[Stored items from a collection]
******************************
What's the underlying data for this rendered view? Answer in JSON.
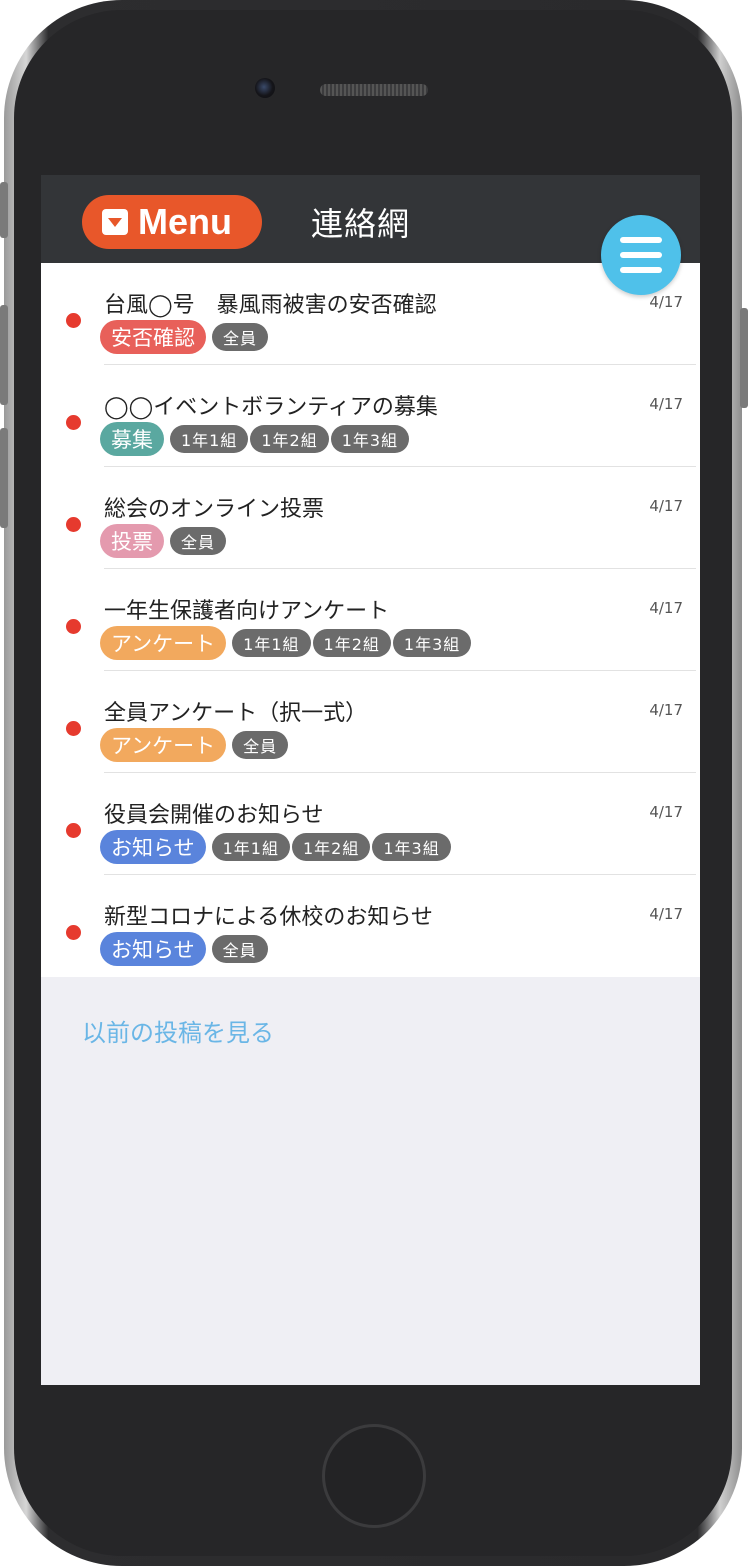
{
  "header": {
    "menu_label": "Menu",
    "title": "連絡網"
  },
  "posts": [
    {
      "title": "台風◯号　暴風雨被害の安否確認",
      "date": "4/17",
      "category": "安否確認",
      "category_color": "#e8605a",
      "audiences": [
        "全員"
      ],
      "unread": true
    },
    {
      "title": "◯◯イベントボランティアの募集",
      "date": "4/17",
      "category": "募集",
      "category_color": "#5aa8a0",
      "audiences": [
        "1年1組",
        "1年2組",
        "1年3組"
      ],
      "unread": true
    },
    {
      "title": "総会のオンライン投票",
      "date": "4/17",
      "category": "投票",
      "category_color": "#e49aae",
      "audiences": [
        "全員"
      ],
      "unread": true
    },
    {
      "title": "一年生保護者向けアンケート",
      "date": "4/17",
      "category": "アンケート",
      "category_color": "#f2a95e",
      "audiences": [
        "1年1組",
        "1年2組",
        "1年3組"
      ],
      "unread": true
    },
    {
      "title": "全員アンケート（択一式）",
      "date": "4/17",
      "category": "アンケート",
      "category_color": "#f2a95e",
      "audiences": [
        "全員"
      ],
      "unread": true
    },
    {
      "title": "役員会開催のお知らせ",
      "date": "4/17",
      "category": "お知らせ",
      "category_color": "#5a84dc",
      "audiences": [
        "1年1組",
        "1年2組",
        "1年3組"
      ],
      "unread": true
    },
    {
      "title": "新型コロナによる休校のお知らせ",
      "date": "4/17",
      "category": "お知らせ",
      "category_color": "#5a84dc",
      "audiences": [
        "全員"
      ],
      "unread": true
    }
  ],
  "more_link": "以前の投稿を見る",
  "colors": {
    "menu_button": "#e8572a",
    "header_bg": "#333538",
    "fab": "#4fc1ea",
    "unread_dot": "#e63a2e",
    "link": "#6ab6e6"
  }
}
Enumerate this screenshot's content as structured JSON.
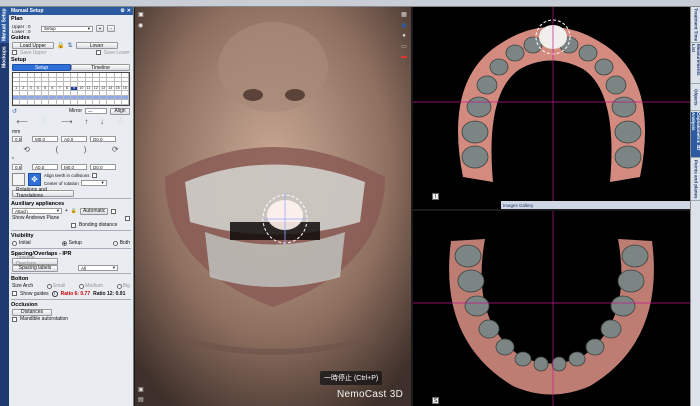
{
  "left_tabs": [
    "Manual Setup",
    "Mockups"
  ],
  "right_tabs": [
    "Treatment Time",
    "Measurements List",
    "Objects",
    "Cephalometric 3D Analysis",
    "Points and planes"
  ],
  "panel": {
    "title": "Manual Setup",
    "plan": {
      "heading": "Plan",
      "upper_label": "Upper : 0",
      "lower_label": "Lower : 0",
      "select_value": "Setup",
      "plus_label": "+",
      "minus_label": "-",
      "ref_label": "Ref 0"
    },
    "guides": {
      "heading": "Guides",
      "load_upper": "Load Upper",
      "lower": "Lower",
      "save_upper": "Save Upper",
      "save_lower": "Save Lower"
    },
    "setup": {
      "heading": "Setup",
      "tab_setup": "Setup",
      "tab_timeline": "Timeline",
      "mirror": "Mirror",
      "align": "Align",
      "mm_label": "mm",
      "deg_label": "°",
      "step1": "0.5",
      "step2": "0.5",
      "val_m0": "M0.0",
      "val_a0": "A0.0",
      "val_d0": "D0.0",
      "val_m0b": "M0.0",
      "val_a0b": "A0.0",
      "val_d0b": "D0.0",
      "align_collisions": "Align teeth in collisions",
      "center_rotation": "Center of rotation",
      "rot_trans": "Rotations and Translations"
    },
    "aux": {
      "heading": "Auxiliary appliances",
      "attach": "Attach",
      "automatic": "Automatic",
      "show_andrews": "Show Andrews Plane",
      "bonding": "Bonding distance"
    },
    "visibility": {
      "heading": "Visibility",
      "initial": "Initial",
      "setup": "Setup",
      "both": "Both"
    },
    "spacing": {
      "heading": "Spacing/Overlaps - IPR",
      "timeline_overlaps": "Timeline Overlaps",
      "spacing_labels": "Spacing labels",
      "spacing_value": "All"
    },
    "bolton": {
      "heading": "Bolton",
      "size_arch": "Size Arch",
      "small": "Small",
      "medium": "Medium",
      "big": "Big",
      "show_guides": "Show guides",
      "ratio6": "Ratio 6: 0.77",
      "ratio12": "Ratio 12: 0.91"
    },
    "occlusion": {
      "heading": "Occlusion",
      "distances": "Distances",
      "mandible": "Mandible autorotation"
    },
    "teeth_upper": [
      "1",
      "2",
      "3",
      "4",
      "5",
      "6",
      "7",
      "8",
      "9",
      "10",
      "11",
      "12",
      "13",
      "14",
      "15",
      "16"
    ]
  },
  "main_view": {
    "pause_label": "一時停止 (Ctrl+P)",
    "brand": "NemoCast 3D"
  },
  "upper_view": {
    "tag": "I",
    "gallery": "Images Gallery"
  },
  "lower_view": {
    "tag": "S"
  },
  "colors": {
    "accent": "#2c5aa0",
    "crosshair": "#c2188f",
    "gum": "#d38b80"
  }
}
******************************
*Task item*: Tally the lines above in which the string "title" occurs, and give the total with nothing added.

*Answer*: 9